The total of the charges to the project as of the Data Date is the ACWP. Information about these charges comes from the cost accountant and also needs to be entered on a regular basis.
The three basic values are automatically calculated by most project management software products. The project status indicators can be calculated from the basic values with a limited amount of data manipulation. All the utilities discussed have been employed in order to demonstrate their use. In practice, a subset may suffice, depending on the reporting requirements or the project manager's preference in collecting the information.
This case study provided a simplified scenario where only the high-level tasks have been considered. In practice, a project consists of many more work packages, execution of which need to be properly controlled. The more complex the project, the more useful the automated quantitative methods become.
After reviewing the utilities used to track project performance, this case study applied them to project data in order to assess the performance at different stages. The quantitative results confirmed the initial difficult situation described by the project manager, as well as the improvements achieved after corrective action was taken.
The calculations necessary to derive the indicators may be automated using modern project management software. By recording the Earned Value and the Actuals on a regular basis, the information received from the use of the Earned Value Analysis for project tracking will prove invaluable for project success. ▪
Zeev Barr, PMP, is a project manager with Motorola Canada, managing mobile radio and SCADA projects. He is a Professsional Engineer with expertise in telecommunications, mainly in the public safety and utility markets.
Resources on Earned Value
Barr, Zeev. 1996. A Note on Schedule Variance Expressed as Percentage. Project Management Journal (September), Letter to the Editor, 3.
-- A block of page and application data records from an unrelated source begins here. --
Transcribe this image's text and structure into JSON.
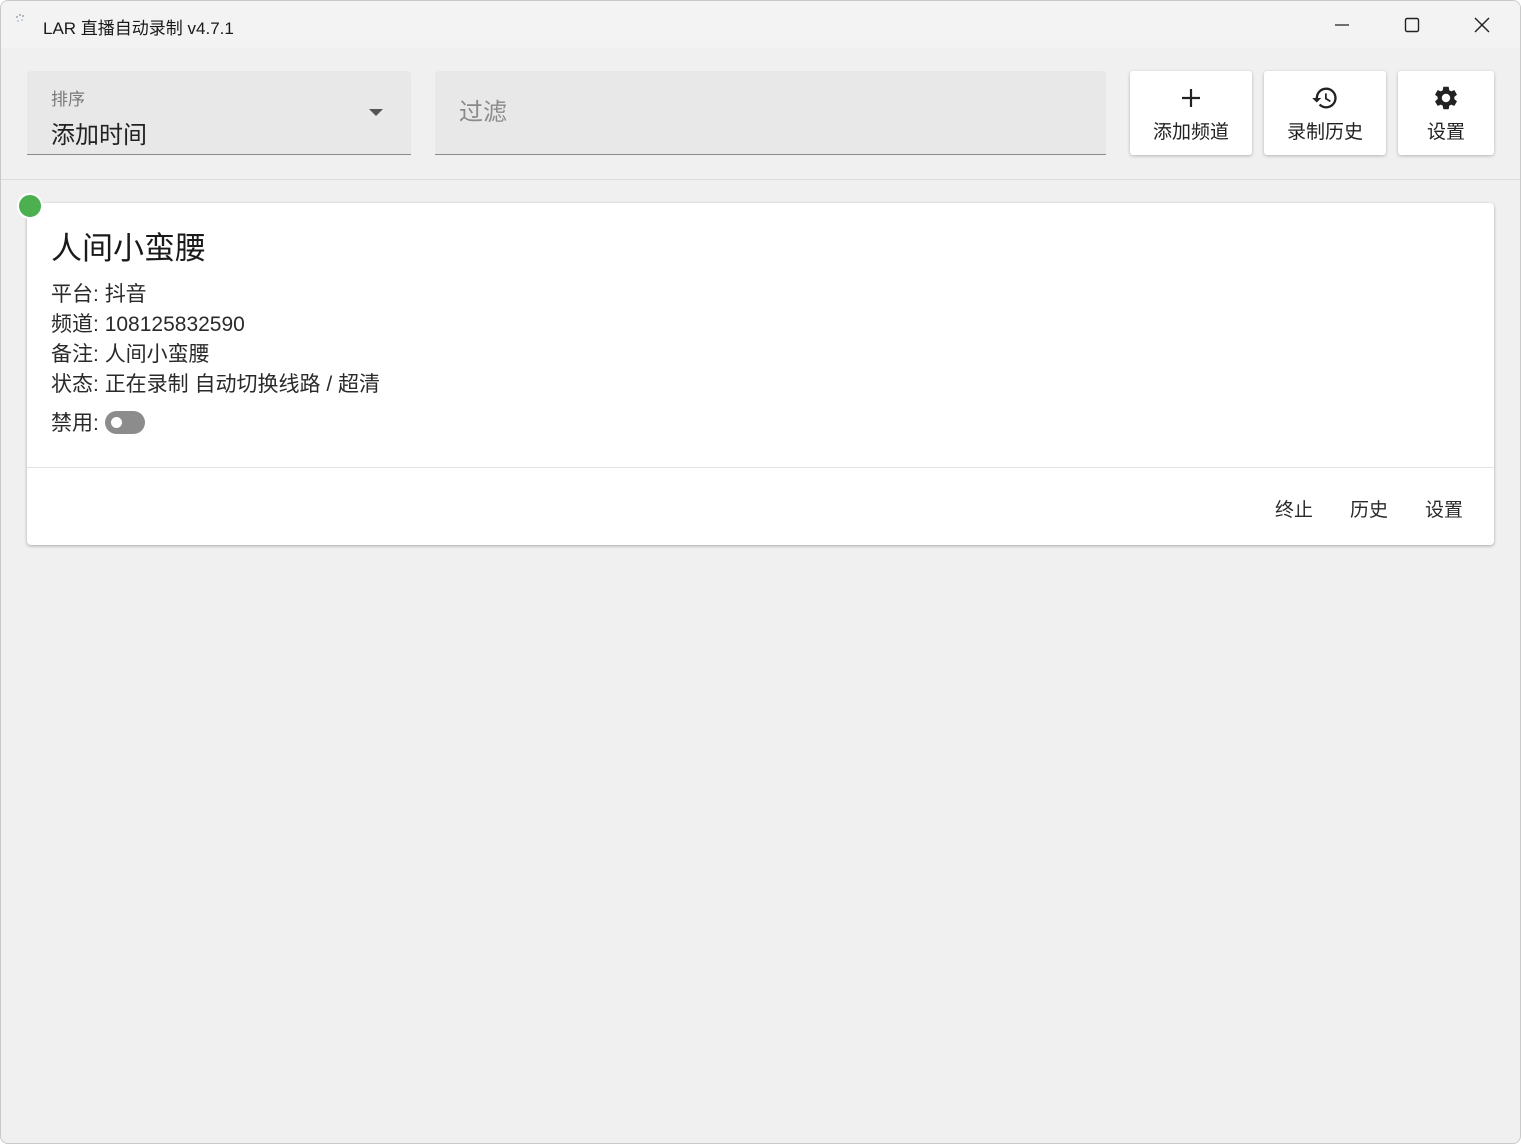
{
  "window": {
    "title": "LAR 直播自动录制 v4.7.1",
    "icons": {
      "app": "app-icon",
      "minimize": "minimize-icon",
      "maximize": "maximize-icon",
      "close": "close-icon"
    }
  },
  "toolbar": {
    "sort": {
      "label": "排序",
      "value": "添加时间"
    },
    "filter": {
      "placeholder": "过滤",
      "value": ""
    },
    "add_channel": {
      "label": "添加频道",
      "icon": "plus-icon"
    },
    "record_history": {
      "label": "录制历史",
      "icon": "history-icon"
    },
    "settings": {
      "label": "设置",
      "icon": "gear-icon"
    }
  },
  "channels": [
    {
      "name": "人间小蛮腰",
      "status_color": "#4caf50",
      "platform_label": "平台:",
      "platform": "抖音",
      "channel_label": "频道:",
      "channel": "108125832590",
      "remark_label": "备注:",
      "remark": "人间小蛮腰",
      "status_label": "状态:",
      "status": "正在录制 自动切换线路 / 超清",
      "disable_label": "禁用:",
      "disabled": false,
      "actions": {
        "stop": "终止",
        "history": "历史",
        "settings": "设置"
      }
    }
  ]
}
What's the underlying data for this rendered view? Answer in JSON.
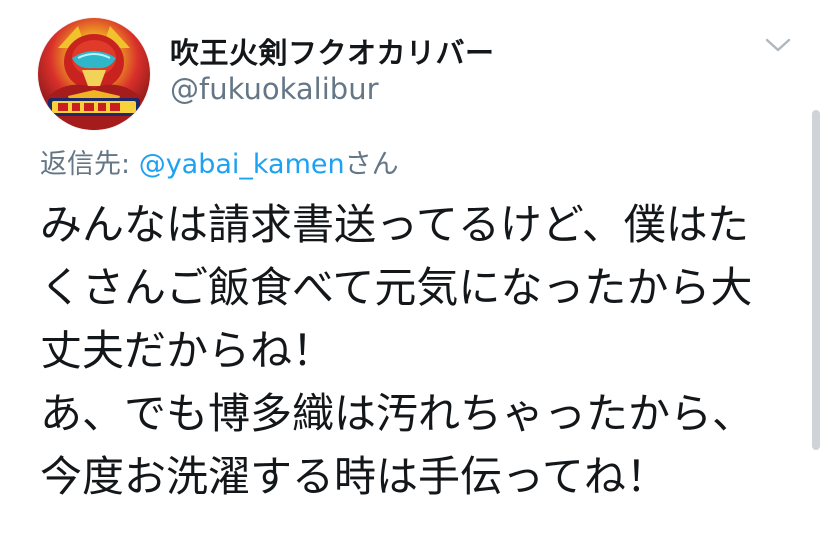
{
  "tweet": {
    "display_name": "吹王火剣フクオカリバー",
    "handle": "@fukuokalibur",
    "reply_prefix": "返信先: ",
    "reply_mention": "@yabai_kamen",
    "reply_suffix": "さん",
    "body_lines": [
      "みんなは請求書送ってるけど、僕はた",
      "くさんご飯食べて元気になったから大",
      "丈夫だからね！",
      "あ、でも博多織は汚れちゃったから、",
      "今度お洗濯する時は手伝ってね！"
    ]
  },
  "icons": {
    "menu": "chevron-down-icon",
    "avatar": "hero-mask-avatar"
  },
  "colors": {
    "text": "#14171a",
    "secondary": "#657786",
    "link": "#1da1f2"
  }
}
Duncan, William R. 1996. A Guide to the Project Management Body of Knowledge, 81, 109, Glossary. Upper Darby, PA: Project Management Institute.
Fleming, Quentin W., and Koppelman, Joel M. 1995. Taking Step Four With Earned Value: Establish the Project Baseline. PM Network (May), 26–29.
Fleming, Quentin W., and Koppelman, Joel M. 1996a. Forecasting the Final Cost and Schedule Results. PM Network (January), 13–18.
Fleming, Quentin W., and Koppelman, Joel M. 1996b. The Earned Value Body of Knowledge. PM Network (May), 11–15.
Ingram, Tom. 1995. Client/Server, Imaging and Earned Value: A Success Story, Part II: The Consultant's Perspective. PM Network (December), 21–25.
Wilkens, Tammo. 1996. Earned Value: How to Measure? PM Network (April), Letter to the Editor, 4–5.
PM Network • December 1996